The viewership of Mindhunter, irrespective of its near-cult status on the web, was evidently not enough to inspire its own creators to continue the journey.
One of the most significant things to hit the web last week was the trailer of Mank. Global Film Twitter went into overdrive, and understandably so. Think of the context. This was American director extraordinaire David Fincher’s first movie since Gone Girl (2014), so it was a long-awaited return of sorts. Add this to the fact that Mank is a black-and-white movie about the movies – a biographical drama anchored by screenwriter Herman Mankiewicz’s battles with Orson Welles over screenplay credit for Citizen Kane – and that Fincher’s latest passion project is based on his late father’s screenplay. The hype machine is oiled and ready to fire.

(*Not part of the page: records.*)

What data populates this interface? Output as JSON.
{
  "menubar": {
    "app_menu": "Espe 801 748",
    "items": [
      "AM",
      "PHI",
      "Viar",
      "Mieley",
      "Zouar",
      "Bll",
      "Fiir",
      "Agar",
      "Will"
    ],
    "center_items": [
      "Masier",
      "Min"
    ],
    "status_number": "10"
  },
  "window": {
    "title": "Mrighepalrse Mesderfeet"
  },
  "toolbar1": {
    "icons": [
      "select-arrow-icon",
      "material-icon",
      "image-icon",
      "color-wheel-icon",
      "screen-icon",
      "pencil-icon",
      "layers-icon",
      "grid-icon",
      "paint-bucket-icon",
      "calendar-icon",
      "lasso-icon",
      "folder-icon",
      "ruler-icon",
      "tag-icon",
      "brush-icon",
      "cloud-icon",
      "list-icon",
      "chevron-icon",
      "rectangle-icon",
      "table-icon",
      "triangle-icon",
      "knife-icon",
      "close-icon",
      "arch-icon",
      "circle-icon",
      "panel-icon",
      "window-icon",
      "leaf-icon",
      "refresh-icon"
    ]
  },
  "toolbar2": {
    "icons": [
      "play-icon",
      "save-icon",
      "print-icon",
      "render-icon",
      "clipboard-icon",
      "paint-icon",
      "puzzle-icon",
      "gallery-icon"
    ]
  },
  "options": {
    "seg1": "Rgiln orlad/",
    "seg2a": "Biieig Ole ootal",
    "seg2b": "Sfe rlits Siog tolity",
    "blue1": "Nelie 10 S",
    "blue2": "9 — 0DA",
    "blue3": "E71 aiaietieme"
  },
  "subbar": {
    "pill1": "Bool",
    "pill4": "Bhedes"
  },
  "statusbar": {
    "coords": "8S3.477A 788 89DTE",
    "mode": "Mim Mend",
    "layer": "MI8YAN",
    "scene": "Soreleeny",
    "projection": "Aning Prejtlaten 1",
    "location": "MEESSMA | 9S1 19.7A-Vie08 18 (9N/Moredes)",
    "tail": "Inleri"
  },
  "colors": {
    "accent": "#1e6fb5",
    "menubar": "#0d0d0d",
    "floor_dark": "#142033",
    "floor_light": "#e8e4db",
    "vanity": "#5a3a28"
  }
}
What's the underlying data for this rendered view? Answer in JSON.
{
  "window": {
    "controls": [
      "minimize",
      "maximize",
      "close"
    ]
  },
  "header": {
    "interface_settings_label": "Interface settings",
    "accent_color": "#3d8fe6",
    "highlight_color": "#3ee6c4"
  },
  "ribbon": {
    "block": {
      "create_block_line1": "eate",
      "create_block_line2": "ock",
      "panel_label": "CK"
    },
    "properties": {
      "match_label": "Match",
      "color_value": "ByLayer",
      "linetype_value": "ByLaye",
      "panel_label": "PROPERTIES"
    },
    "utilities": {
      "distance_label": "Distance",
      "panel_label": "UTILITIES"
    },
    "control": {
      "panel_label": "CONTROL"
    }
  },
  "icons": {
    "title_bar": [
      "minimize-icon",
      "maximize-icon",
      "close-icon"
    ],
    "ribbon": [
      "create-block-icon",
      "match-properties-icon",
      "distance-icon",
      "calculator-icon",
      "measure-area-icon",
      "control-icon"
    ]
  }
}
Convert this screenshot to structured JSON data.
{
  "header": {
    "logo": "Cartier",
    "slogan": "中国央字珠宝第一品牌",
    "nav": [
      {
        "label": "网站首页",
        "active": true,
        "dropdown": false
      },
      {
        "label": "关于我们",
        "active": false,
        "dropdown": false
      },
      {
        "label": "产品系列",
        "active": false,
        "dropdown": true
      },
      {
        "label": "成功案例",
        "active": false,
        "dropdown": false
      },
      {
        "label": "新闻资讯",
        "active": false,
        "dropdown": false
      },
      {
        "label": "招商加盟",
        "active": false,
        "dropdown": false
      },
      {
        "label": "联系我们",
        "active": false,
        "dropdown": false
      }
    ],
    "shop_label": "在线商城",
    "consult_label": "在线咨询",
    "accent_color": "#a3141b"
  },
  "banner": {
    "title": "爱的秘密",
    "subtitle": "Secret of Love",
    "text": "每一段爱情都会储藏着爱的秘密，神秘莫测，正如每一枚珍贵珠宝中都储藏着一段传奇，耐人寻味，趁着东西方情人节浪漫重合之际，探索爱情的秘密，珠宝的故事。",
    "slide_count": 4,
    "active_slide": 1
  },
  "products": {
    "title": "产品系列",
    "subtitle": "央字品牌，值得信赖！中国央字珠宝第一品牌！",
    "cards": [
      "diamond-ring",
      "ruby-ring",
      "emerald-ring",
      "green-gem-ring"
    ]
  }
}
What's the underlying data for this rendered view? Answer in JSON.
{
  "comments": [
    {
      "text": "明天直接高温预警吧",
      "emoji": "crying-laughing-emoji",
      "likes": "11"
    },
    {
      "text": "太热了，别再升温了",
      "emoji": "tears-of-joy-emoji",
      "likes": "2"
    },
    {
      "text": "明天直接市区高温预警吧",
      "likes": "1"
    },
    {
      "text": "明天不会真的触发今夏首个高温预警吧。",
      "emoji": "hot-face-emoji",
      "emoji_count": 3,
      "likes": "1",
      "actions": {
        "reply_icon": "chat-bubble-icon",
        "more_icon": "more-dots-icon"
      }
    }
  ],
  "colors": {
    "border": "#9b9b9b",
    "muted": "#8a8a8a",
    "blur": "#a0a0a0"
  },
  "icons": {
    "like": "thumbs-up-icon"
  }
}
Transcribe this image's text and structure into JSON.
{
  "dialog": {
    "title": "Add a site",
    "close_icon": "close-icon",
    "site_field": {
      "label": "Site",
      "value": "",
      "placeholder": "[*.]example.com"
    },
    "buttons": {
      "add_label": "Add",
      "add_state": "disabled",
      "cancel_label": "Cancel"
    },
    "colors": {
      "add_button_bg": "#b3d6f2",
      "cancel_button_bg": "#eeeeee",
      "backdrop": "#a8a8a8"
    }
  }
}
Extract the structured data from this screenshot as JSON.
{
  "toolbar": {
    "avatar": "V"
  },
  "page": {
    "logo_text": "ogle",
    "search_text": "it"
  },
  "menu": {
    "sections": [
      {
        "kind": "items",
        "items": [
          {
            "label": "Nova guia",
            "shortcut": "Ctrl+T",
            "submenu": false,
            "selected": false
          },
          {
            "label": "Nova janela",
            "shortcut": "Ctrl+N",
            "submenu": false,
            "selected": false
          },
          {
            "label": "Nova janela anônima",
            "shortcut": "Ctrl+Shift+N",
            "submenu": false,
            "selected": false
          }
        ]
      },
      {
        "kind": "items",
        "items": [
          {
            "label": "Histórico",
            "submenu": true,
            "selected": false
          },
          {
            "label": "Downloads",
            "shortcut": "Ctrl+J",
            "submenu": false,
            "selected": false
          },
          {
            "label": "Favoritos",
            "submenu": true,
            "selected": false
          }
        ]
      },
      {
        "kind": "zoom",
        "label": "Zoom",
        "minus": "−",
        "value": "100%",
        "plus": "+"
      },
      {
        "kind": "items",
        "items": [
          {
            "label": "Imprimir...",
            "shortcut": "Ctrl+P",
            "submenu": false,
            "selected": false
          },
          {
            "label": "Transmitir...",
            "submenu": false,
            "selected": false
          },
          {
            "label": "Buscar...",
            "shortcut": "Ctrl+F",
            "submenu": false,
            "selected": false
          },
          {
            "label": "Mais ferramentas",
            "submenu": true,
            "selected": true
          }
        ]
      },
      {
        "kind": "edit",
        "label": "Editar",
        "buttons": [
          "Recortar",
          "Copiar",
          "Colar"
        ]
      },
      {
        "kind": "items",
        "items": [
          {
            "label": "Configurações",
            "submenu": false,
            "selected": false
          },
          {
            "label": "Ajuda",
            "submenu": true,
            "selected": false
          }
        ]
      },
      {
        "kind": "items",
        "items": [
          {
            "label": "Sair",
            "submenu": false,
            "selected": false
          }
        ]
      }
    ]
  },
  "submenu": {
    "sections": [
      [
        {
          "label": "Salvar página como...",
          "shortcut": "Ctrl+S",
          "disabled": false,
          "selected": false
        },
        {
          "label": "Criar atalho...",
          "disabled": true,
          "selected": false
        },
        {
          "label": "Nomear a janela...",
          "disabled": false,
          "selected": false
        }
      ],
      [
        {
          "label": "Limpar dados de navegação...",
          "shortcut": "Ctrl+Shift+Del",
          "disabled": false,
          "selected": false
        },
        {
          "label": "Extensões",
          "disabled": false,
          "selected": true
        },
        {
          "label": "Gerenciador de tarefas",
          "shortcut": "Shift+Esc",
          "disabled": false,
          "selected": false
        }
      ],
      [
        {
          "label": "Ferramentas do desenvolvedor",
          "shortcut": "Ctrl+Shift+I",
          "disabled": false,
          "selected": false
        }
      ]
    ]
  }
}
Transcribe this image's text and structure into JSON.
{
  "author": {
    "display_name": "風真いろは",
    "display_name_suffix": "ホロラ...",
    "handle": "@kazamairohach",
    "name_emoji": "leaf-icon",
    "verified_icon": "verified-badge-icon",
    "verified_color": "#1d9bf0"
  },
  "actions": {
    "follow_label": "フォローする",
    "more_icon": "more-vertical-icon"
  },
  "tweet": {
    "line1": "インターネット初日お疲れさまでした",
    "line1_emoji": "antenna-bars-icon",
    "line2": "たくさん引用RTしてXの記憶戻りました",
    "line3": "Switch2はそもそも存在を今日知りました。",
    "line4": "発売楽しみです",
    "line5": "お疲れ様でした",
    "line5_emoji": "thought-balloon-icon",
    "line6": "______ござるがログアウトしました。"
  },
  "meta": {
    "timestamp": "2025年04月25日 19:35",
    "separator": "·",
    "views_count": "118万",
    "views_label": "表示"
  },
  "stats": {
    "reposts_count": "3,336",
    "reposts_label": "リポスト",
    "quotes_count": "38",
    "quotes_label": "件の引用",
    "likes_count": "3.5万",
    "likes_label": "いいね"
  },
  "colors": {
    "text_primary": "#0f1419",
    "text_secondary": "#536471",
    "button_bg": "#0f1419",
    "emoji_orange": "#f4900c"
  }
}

Yet, only a day later, the excitement for Mank was replaced by the grief for Mindhunter. In a fascinating Vulture interview, Fincher, who served as an executive producer, director and de facto showrunner of Mindhunter, confirmed that there is likely to be no third season of the acclaimed true-crime thriller. The second season dropped on Netflix last September, two years after the first. Most Mindhunter fans had suspected the worst ever since the contracts of the cast weren’t renewed earlier this year. With Fincher looking to concentrate on Mank, the series was indefinitely put on hold. The global pandemic, of course, added to the uncertainty. Which is to say that the signs were there. So the show’s demise was no blinding bolt from the blue. But the real reasons are unsettling.